## Working data

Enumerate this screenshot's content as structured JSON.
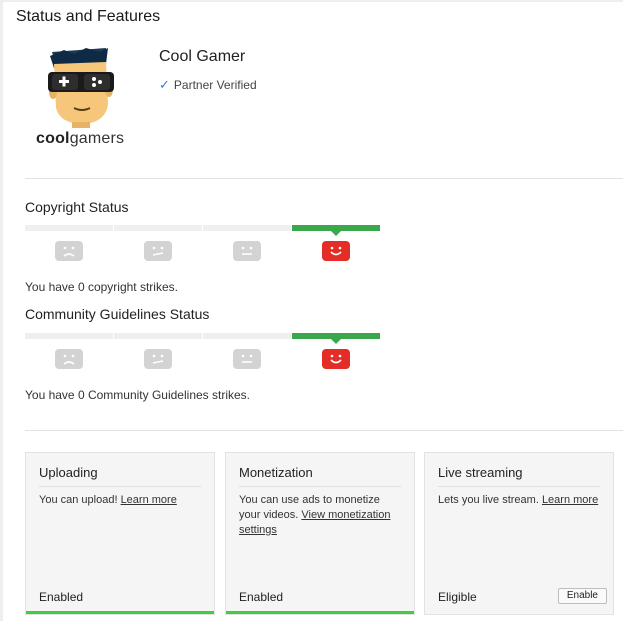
{
  "page": {
    "title": "Status and Features"
  },
  "channel": {
    "name": "Cool Gamer",
    "verified_label": "Partner Verified",
    "logo_text_bold": "cool",
    "logo_text_rest": "gamers"
  },
  "copyright": {
    "title": "Copyright Status",
    "level": 4,
    "levels": 4,
    "strike_text": "You have 0 copyright strikes."
  },
  "community": {
    "title": "Community Guidelines Status",
    "level": 4,
    "levels": 4,
    "strike_text": "You have 0 Community Guidelines strikes."
  },
  "cards": {
    "uploading": {
      "title": "Uploading",
      "text": "You can upload! ",
      "link": "Learn more",
      "status": "Enabled"
    },
    "monetization": {
      "title": "Monetization",
      "text": "You can use ads to monetize your videos. ",
      "link": "View monetization settings",
      "status": "Enabled"
    },
    "live": {
      "title": "Live streaming",
      "text": "Lets you live stream. ",
      "link": "Learn more",
      "status": "Eligible",
      "button": "Enable"
    }
  },
  "colors": {
    "active_bar": "#3aa84a",
    "active_face": "#e52d27",
    "inactive_face": "#d3d3d3",
    "enabled_bar": "#3fcc3f"
  }
}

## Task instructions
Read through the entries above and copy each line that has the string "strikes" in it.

## Result for this task
    "strike_text": "You have 0 copyright strikes."
    "strike_text": "You have 0 Community Guidelines strikes."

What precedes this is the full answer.